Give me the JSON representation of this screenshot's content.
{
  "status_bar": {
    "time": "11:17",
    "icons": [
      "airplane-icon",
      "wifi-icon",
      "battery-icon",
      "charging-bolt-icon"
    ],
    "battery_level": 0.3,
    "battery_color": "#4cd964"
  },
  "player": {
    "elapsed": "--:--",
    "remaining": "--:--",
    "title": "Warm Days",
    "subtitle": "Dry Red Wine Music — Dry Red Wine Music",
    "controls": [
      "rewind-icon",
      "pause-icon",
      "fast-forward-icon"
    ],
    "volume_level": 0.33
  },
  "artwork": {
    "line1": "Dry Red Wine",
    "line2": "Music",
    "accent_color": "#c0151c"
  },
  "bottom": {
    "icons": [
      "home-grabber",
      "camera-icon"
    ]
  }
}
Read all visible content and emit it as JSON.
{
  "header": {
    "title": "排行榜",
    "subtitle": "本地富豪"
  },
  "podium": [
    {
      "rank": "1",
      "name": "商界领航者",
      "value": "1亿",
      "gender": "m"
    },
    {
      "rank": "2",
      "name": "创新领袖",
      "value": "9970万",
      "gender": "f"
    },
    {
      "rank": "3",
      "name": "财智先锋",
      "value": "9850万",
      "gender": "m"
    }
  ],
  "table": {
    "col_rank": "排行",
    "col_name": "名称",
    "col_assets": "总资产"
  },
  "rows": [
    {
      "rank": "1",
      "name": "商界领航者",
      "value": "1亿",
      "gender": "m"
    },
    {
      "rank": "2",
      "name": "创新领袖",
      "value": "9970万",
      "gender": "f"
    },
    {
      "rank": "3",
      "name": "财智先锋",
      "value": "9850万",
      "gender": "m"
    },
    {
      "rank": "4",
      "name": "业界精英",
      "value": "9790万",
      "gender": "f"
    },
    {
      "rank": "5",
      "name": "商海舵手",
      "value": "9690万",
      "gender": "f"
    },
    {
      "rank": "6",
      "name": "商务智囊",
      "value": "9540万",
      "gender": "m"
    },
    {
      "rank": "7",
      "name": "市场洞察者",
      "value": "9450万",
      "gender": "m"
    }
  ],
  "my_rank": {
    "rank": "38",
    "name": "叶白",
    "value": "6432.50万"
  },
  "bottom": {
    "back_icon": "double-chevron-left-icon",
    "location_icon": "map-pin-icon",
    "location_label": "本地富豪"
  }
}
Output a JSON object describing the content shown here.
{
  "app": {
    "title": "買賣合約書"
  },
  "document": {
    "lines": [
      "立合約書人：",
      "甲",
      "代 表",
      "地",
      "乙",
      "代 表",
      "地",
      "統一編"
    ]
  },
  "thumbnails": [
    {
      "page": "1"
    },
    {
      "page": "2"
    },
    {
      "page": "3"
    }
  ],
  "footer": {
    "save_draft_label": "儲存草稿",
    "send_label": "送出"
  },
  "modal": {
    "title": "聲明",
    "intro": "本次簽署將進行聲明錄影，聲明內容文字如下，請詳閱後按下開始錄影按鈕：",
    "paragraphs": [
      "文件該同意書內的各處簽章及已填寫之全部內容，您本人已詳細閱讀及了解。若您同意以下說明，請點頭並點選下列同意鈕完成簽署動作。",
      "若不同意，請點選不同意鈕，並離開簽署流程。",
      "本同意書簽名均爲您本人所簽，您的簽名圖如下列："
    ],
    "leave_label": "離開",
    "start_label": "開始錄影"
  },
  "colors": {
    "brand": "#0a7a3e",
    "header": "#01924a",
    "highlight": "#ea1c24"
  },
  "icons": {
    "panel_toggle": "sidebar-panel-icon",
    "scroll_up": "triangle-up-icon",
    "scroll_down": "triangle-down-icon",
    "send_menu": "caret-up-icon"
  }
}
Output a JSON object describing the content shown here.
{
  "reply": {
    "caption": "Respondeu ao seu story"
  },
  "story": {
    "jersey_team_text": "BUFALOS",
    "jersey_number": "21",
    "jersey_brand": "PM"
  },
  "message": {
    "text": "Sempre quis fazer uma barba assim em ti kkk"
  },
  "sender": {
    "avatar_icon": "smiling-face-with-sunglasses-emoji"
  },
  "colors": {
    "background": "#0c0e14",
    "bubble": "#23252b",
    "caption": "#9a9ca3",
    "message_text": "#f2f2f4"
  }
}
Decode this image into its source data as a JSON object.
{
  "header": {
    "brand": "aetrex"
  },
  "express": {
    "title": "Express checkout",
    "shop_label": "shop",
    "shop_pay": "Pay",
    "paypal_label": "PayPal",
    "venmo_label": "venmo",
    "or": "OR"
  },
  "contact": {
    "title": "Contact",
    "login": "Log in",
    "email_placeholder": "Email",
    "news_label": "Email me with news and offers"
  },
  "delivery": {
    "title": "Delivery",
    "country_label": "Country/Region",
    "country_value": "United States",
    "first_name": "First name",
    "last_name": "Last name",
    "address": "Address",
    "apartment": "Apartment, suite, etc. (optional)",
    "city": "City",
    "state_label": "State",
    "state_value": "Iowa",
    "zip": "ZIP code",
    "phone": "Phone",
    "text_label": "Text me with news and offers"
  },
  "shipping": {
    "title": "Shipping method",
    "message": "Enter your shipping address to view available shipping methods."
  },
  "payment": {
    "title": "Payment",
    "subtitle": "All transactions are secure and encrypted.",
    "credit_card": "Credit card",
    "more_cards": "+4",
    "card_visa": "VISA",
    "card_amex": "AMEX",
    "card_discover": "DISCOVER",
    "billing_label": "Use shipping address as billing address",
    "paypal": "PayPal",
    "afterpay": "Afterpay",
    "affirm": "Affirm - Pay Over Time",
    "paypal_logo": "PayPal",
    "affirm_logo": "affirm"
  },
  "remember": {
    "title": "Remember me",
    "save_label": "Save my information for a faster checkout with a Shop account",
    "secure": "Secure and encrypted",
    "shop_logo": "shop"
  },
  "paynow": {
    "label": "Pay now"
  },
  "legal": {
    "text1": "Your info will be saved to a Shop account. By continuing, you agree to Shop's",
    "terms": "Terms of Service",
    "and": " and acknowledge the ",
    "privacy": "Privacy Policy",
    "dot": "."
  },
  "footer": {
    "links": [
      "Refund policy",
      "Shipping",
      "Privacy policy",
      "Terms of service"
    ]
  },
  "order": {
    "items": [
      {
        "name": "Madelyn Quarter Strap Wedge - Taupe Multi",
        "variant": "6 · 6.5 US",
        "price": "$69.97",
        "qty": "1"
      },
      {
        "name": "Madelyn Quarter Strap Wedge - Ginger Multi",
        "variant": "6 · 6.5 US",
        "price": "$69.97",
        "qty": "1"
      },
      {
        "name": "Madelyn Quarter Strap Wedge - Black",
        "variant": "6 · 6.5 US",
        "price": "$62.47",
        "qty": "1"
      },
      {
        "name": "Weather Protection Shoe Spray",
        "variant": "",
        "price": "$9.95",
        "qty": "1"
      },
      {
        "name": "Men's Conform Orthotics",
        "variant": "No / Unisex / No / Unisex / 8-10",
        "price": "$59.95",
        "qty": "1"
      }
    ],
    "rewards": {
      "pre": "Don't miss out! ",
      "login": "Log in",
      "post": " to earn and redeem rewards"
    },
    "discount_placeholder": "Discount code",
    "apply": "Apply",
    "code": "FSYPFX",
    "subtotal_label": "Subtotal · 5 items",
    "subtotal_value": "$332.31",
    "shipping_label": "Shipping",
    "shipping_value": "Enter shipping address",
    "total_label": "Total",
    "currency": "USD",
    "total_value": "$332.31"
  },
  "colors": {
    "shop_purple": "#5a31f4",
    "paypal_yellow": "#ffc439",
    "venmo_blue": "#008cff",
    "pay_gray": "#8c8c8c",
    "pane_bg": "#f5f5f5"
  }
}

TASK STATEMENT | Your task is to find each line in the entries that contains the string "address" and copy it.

OUTPUT FOR THIS EXERCISE |
    "address": "Address",
    "message": "Enter your shipping address to view available shipping methods."
    "billing_label": "Use shipping address as billing address",
    "shipping_value": "Enter shipping address",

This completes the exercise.